((

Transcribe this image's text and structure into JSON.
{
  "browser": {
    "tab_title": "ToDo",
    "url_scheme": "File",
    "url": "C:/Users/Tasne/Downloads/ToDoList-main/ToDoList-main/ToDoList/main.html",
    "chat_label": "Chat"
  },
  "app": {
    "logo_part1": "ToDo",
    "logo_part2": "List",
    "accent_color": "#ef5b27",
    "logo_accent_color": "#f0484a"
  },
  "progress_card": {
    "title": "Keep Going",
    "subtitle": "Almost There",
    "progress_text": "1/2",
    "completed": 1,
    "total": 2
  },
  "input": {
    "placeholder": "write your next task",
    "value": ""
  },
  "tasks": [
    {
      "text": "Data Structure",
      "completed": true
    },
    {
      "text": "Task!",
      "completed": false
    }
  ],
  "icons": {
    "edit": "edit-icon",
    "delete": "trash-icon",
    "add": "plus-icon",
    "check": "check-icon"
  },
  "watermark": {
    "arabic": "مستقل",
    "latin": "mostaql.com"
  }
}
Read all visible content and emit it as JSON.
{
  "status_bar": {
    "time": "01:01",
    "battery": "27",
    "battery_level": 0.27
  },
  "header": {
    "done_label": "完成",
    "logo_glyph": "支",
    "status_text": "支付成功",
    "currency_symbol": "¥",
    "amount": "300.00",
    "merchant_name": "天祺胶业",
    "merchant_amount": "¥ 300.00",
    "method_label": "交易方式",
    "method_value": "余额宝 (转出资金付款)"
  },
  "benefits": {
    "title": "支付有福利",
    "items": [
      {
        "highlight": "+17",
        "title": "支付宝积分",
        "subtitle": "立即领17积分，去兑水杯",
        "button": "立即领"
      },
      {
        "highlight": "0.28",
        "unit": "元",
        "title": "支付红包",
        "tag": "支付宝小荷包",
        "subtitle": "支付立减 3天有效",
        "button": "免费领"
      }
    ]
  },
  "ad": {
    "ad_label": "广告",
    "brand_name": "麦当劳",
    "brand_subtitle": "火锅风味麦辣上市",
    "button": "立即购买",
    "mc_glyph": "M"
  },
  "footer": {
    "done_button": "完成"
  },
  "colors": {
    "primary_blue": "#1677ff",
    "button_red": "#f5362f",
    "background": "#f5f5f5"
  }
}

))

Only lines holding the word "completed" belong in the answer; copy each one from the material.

# Task solution
    "completed": 1,
      "completed": true
      "completed": false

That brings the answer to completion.